## ASSIGNMENT
All records must be quoted exactly. Omit the pictures.

## RECORDS SUPPLIED
Start of Block

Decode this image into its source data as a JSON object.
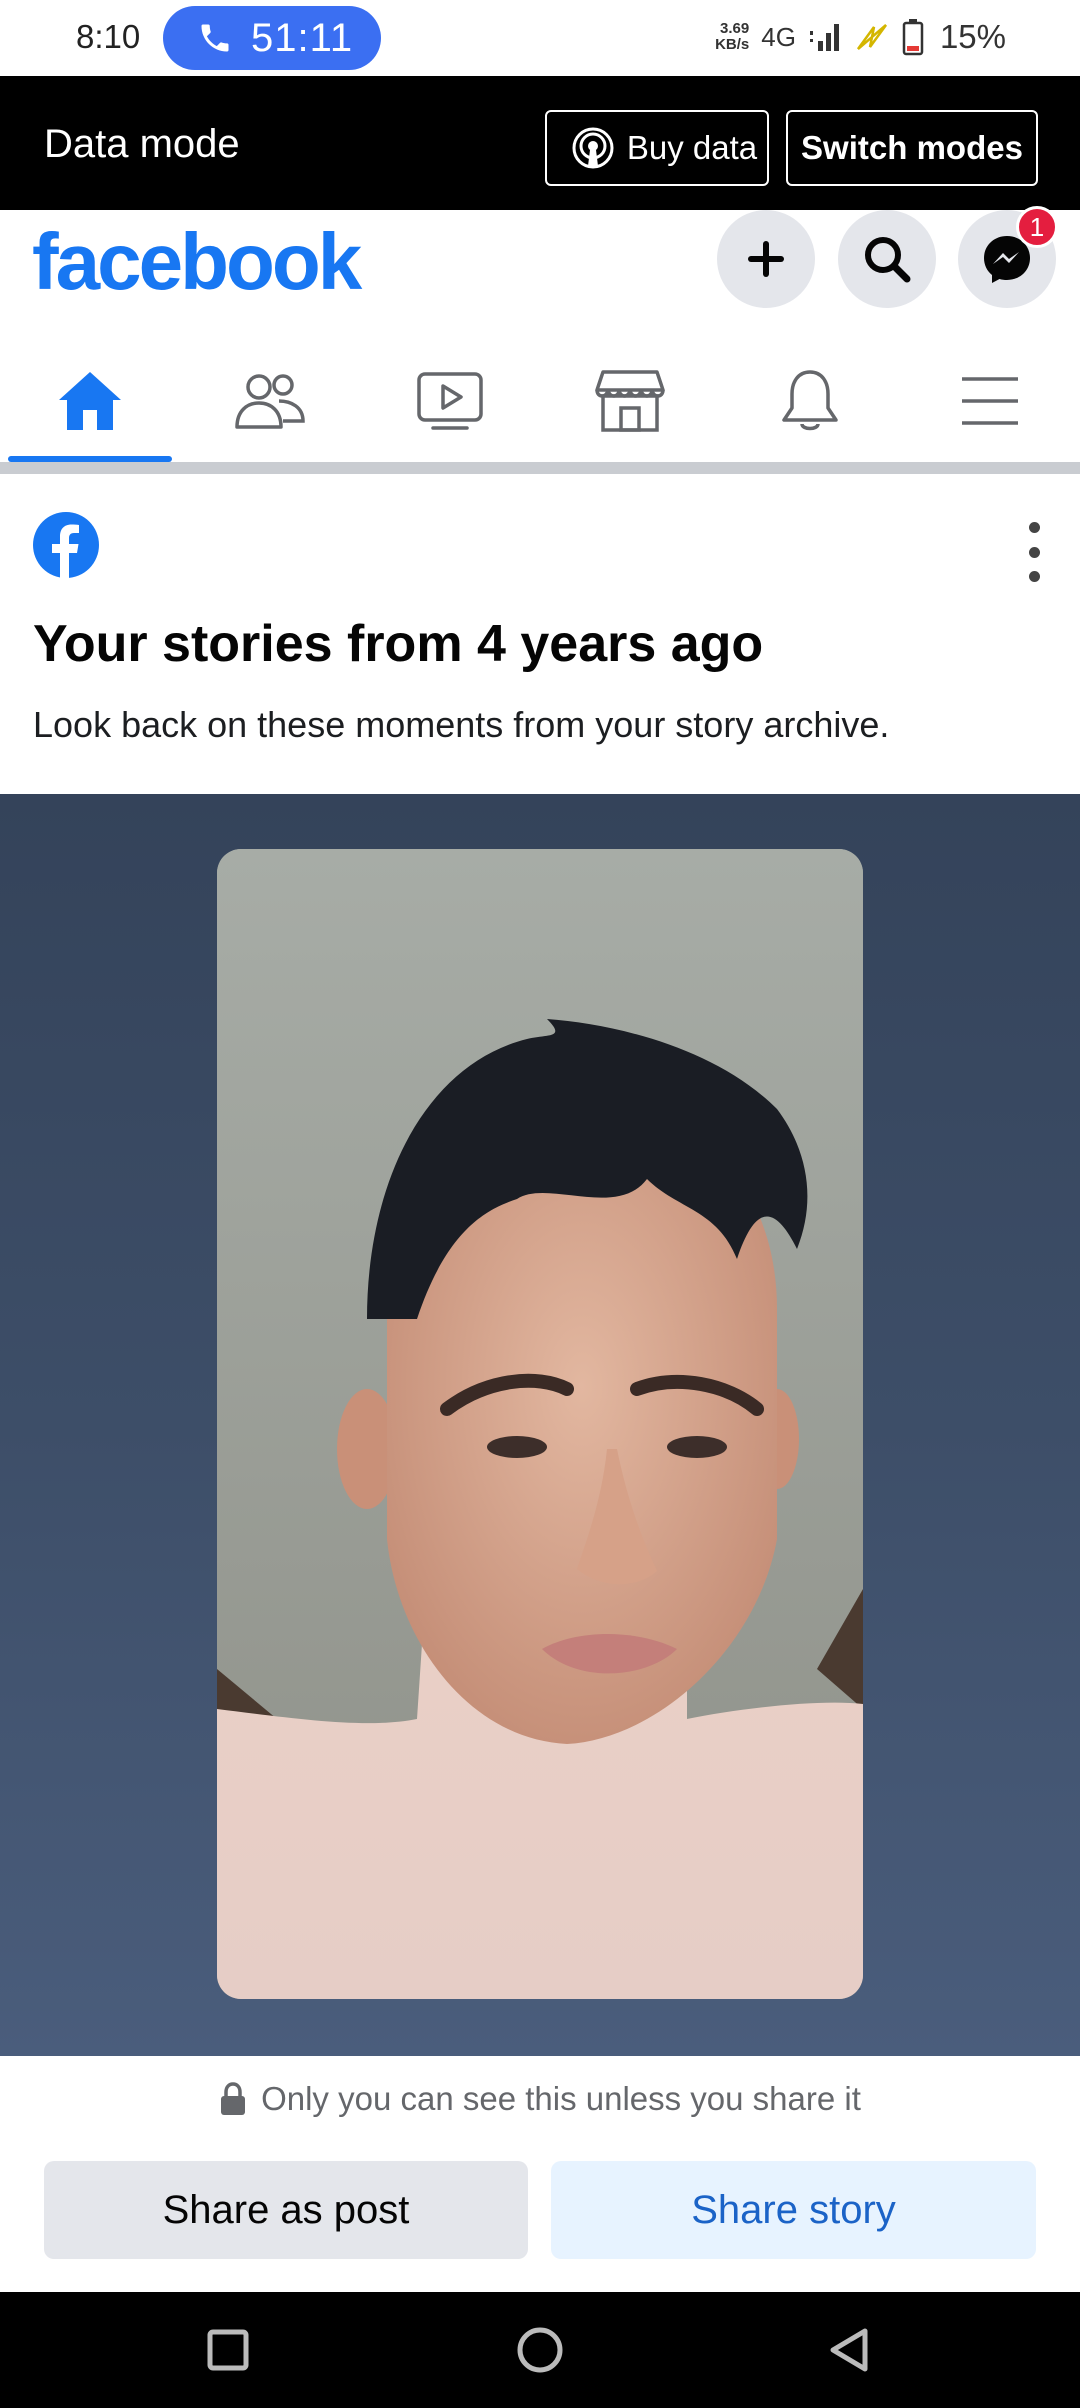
{
  "status_bar": {
    "time": "8:10",
    "call_timer": "51:11",
    "net_speed_value": "3.69",
    "net_speed_unit": "KB/s",
    "network": "4G",
    "battery": "15%"
  },
  "data_mode": {
    "title": "Data mode",
    "buy_label": "Buy data",
    "switch_label": "Switch modes"
  },
  "header": {
    "logo": "facebook",
    "messenger_badge": "1",
    "brand_color": "#1877f2"
  },
  "nav": {
    "items": [
      {
        "name": "home",
        "icon": "home-icon",
        "active": true
      },
      {
        "name": "friends",
        "icon": "friends-icon",
        "active": false
      },
      {
        "name": "watch",
        "icon": "video-icon",
        "active": false
      },
      {
        "name": "marketplace",
        "icon": "store-icon",
        "active": false
      },
      {
        "name": "notifications",
        "icon": "bell-icon",
        "active": false
      },
      {
        "name": "menu",
        "icon": "hamburger-icon",
        "active": false
      }
    ]
  },
  "memory": {
    "title": "Your stories from 4 years ago",
    "subtitle": "Look back on these moments from your story archive."
  },
  "story": {
    "image": "selfie-photo"
  },
  "actions": {
    "privacy_text": "Only you can see this unless you share it",
    "share_post": "Share as post",
    "share_story": "Share story"
  }
}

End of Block

## EXERCISE SOLUTION
Decode this image into its source data as a JSON object.
{
  "status_bar": {
    "time": "8:10",
    "call_timer": "51:11",
    "net_speed_value": "3.69",
    "net_speed_unit": "KB/s",
    "network": "4G",
    "battery": "15%"
  },
  "data_mode": {
    "title": "Data mode",
    "buy_label": "Buy data",
    "switch_label": "Switch modes"
  },
  "header": {
    "logo": "facebook",
    "messenger_badge": "1",
    "brand_color": "#1877f2"
  },
  "nav": {
    "items": [
      {
        "name": "home",
        "icon": "home-icon",
        "active": true
      },
      {
        "name": "friends",
        "icon": "friends-icon",
        "active": false
      },
      {
        "name": "watch",
        "icon": "video-icon",
        "active": false
      },
      {
        "name": "marketplace",
        "icon": "store-icon",
        "active": false
      },
      {
        "name": "notifications",
        "icon": "bell-icon",
        "active": false
      },
      {
        "name": "menu",
        "icon": "hamburger-icon",
        "active": false
      }
    ]
  },
  "memory": {
    "title": "Your stories from 4 years ago",
    "subtitle": "Look back on these moments from your story archive."
  },
  "story": {
    "image": "selfie-photo"
  },
  "actions": {
    "privacy_text": "Only you can see this unless you share it",
    "share_post": "Share as post",
    "share_story": "Share story"
  }
}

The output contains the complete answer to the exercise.